Â So because VGG-16 is a relatively deep network,

Â I'm going to not draw all the volumes here.

Â So what this little picture denotes is what we would previously have

Â drawn as this 224 by 224 by 3.

Â And then a convolution that results in I guess a 224 by 224 by 64.

Â This could be drawn as a deeper volume,

Â and then another layer that results in 224 by 224 by 64.

Â So this conv 64 times 2,

Â represents that you're doing two conv layers with 64 filters.

Â And as I mentioned earlier,

Â the filters are always 3 by 3 with a stride of one,

Â and they're always same convolutions.

Â So rather than drawing all these volumes,

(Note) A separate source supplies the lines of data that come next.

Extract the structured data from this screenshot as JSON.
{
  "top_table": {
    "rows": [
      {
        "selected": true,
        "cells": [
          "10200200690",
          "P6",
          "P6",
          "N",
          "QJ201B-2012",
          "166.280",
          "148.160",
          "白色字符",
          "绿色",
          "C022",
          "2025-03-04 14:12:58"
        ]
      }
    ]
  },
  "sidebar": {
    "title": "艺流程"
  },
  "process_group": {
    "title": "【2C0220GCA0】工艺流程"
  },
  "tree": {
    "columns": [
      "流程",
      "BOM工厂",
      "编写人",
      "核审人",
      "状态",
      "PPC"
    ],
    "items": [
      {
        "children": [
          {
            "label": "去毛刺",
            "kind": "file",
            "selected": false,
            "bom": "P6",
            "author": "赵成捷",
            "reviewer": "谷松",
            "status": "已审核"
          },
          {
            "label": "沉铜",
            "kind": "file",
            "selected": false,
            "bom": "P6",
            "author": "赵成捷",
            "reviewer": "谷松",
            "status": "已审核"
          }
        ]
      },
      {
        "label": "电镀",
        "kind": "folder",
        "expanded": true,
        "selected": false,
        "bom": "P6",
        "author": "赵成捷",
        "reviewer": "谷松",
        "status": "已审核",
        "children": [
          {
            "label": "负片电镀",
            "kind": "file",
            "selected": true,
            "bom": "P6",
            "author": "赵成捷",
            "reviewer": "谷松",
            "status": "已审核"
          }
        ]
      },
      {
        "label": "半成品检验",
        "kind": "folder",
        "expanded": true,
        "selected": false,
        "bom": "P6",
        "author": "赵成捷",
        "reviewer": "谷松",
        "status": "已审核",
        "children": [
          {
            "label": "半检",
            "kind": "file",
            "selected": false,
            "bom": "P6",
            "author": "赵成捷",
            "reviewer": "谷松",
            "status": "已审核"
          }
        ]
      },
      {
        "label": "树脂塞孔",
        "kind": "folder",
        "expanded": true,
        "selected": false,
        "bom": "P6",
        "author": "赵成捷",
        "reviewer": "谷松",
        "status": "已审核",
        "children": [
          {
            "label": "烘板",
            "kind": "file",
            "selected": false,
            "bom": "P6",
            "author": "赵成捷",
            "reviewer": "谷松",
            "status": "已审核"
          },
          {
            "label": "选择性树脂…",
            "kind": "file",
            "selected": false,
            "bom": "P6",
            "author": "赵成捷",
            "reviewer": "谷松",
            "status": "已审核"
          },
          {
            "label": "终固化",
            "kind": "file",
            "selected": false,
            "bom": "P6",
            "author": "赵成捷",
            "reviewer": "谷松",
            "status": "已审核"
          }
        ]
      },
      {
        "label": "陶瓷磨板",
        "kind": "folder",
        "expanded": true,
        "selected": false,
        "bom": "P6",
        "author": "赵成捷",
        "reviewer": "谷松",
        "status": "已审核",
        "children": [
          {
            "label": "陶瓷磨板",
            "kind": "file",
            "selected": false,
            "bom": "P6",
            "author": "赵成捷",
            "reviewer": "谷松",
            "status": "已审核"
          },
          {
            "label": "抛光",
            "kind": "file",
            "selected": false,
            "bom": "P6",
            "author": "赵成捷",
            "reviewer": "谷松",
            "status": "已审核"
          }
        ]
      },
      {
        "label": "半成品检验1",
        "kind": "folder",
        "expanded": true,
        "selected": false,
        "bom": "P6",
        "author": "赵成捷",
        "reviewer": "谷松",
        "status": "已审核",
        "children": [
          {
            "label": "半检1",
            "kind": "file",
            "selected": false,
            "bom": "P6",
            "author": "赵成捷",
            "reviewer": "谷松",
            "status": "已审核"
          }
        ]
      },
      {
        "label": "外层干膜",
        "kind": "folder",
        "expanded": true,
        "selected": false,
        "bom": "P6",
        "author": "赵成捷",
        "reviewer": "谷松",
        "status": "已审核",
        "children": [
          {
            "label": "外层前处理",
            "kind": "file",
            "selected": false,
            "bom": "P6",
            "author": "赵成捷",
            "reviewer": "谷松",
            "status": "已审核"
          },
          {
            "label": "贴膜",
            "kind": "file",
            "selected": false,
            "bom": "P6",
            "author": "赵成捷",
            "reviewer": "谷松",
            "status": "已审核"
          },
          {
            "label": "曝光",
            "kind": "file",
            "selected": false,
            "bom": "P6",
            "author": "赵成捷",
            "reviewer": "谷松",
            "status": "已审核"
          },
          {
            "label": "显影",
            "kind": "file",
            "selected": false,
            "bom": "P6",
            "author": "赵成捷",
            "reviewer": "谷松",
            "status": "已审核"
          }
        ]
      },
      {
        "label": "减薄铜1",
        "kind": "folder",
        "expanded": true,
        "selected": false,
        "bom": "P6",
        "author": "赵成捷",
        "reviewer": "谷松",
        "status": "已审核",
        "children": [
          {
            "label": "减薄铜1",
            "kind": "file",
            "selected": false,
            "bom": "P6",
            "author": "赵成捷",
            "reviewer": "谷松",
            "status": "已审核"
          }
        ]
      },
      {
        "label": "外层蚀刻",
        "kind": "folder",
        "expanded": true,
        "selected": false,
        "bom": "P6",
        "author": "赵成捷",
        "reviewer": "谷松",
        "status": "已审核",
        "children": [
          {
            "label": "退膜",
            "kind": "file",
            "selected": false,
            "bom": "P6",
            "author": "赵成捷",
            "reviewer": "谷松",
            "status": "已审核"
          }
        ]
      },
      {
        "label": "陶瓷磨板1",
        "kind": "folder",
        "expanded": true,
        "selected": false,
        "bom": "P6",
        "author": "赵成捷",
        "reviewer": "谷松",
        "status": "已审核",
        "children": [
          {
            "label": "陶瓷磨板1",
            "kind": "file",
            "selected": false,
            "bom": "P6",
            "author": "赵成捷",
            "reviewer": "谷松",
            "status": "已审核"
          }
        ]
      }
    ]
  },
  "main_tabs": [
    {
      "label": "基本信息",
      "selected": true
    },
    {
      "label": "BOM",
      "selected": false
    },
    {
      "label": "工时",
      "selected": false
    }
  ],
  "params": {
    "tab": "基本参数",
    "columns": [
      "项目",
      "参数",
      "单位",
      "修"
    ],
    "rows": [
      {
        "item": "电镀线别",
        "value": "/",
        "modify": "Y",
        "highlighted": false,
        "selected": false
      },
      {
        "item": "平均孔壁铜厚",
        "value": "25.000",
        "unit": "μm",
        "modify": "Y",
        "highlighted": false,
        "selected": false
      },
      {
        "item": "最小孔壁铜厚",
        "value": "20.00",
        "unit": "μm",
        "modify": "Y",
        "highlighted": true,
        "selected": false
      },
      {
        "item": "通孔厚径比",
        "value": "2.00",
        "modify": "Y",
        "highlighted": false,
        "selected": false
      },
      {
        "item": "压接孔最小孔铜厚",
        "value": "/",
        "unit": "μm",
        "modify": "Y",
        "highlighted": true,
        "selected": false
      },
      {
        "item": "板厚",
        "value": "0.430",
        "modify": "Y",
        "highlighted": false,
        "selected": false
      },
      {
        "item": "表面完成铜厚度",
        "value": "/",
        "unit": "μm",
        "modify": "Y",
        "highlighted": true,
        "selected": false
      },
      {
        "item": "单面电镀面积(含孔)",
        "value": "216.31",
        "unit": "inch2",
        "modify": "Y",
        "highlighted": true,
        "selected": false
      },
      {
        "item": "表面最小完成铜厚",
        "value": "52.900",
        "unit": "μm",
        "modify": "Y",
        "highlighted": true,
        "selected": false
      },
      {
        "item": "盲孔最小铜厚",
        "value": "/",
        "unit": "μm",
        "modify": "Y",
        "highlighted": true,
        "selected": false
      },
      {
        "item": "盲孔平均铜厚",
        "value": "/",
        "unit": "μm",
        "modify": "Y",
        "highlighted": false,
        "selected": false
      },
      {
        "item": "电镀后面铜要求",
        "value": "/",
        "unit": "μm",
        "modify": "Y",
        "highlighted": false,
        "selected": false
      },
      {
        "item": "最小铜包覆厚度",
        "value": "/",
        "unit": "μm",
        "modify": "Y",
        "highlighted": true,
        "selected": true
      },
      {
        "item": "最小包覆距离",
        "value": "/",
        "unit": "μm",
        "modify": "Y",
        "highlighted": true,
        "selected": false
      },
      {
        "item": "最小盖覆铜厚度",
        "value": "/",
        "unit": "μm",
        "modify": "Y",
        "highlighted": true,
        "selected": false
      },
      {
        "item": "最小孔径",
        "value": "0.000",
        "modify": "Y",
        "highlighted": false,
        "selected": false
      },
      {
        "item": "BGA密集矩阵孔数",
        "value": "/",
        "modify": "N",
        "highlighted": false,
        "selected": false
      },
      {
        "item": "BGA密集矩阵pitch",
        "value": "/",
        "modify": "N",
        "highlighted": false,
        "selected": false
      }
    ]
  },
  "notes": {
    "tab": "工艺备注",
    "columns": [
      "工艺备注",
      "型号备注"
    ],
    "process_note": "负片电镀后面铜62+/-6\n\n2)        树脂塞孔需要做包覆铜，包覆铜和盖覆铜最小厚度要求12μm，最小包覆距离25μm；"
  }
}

Â I'm just going to use text to represent this network.

Â Next, then uses a pulling layer.

Â So the pulling layer will reduce anything above it.

Â Goes from 224 by 224 down to what?

Â Right, goes to 112 by 112 by 64.

Â And then it has a couple more conv layers.

Â So this means it has 120 filters,

Â and because these are same convolutions,

Â let's see what's the new dimension.

Â It will be 112 by 112 by 128.

Â And then pulling layer,

Â so you can figure out what's the new dimension. It'll be that.

Â And now, three conv layers with 256 filters,

Â then the pooling layer,

Â and then a few more conv layers,

Â pooling a layer, more conv layers, pooling layer,

Â and then it takes this final 7 by 7 by 512 FC to fully connect to a layer,

Â fully connected with 4,096 units and then a Softmax output one of the 1000 clauses.

Â By the way, the 16 in the name VGG-16,

Â refers to the fact that this has 16 layers that have to wait.

Â And this is a pretty large network.

Â This network has a total of about 138 million parameters.

Â And that's pretty large even by modern standards.

Â But the simplicity of the VGG-16 architecture made it quite appealing.

Â You can tell its architecture is really quite uniform.

Â There's a few conv layers followed by a pooling layer,

Â which reduces the height and width.

Â So the pooling layers reduce the height and width.

Â You have a few of them here.

Â But then also, if you look at the number of filters in the conv layers,

Â here you have 64 filters,

Â and then you double to 128,

Â double to 256 doubles to 512.

Â And then I guess, the authors thought 512 was big enough and didn't double it again here.

Â But roughly doubling on every step,

Â or doubling through every stack of conv layers was

Â another simple principle used to design the architecture of this network.

Â And so, I think the relative uniformity of

Â this architecture made it quite attractive to researchers.

Â The main downside was that,

Â it was a pretty large network in terms of the number of parameters you had to train.

Â And so, if you read the literature,

Â you sometimes see people talk about VGG-19.

Â There's an even bigger version of this network.

Â And you could see the details in the paper cited at

Â the bottom by Karen Simonyan and Andrew Zisserman.

Â But because VGG-16 does almost as well as VGG-19,

Â a lot of people will use VGG-16.

Â But the thing I liked most about this was that,

Â this made this pattern of how as you go deeper,

Â height and width goes down.

Â It just goes down by a factor of two each time by the pooling layers,

Â whereas the number of channels increases.

Â And sure it roughly goes up by

Â a factor of two every time you have a new set of conv layers.

Â So, by making the rate at which this goes down and that go up very systematic,

Â I thought this paper was very attractive from that perspective.

Â So that's it for the three classic architecture's.

Â If you want, you should go to now read some of these papers.

Â I recommend starting with the AlexNet paper,

Â followed by VGG Net paper,

Â and then the LeNet paper.

Â It's a bit harder to read but it is a good course if you want to take a look at that.

Â But next let's go beyond these classic networks and look at some even more advanced,

Â even more powerful neural network architectures. Let's go into-

Â